During the 1960s vehicle makers all over the world were looking to expand and amalgamate as at the time it was considered the only way they could survive.
As a major manufacturing nation Britain at the time had a large number of makers of all kinds of vehicles and gradually many of them joined together to form two large companies.
The first of these was the Leyland Motor Corporation which was principally involved with the manufacture of commercial vehicles although they had also recently diversified into cars.
The other major concern was British Motor Holdings, owners of some of Britain’s iconic car makes including Austin, Morris, Wolseley and Riley to name but a few.
With size meaning strength, and with government encouragement, these two companies merged in 1968 to form the British Leyland Motor Corporation, one of the largest vehicle making firms in the world.
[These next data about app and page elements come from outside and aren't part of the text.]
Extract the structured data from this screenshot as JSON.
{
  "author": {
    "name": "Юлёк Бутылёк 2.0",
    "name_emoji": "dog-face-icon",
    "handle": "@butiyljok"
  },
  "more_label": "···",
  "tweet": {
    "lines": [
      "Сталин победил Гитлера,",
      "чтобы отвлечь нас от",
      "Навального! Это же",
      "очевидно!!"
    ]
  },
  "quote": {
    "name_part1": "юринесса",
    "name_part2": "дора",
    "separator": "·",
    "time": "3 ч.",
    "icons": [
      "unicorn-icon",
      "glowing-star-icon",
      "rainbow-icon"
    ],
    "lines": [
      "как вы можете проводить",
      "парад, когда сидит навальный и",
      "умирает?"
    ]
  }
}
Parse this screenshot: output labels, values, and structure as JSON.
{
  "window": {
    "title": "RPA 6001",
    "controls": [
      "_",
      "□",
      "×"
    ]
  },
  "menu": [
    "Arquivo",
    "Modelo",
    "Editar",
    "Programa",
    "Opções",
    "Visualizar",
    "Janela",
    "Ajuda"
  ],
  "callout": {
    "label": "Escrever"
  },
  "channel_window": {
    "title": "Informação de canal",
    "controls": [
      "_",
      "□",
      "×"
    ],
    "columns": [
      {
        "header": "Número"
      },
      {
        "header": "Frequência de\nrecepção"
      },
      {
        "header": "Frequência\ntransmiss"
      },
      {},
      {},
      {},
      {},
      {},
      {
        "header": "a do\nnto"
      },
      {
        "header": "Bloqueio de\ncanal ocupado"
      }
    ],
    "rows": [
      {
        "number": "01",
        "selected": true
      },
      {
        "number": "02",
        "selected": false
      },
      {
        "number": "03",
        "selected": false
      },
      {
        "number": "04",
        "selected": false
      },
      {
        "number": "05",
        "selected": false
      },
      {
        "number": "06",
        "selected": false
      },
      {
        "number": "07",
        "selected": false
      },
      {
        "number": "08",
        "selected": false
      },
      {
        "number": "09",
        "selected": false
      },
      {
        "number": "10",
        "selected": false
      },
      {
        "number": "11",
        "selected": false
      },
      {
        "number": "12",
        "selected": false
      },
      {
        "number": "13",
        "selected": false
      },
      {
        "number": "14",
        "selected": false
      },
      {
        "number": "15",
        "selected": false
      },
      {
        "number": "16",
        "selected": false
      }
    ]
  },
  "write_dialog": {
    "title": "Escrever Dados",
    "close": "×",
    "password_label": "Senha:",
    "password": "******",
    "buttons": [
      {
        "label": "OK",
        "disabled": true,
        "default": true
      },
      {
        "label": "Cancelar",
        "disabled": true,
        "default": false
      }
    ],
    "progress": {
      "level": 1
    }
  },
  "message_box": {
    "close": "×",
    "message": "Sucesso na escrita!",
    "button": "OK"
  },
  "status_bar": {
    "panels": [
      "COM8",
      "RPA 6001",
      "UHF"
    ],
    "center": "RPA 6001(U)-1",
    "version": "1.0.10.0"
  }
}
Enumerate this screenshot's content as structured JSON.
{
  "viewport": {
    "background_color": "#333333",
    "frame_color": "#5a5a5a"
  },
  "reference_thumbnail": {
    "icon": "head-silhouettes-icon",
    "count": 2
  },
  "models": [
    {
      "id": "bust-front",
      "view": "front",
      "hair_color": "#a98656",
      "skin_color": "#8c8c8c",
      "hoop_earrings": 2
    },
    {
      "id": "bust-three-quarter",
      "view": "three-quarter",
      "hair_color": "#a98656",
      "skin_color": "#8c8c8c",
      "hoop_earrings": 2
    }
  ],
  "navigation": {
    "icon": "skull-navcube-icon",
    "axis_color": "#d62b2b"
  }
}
Written by Heritage Commercials editor, Stephen Pullen, this publication looks at the histories of many of the companies that found themselves in this massive organisation, together with some of the products that they produced, the problems they faced and what happened to them in the end.
Makes covered include Jaguar, Vanden Plas, Rover, Triumph, Mini, Alvis, AEC, Albion, Scammell etc, while it also looks at some of BL’s more unusual products including gas turbines, miltary tanks, trains and fridges.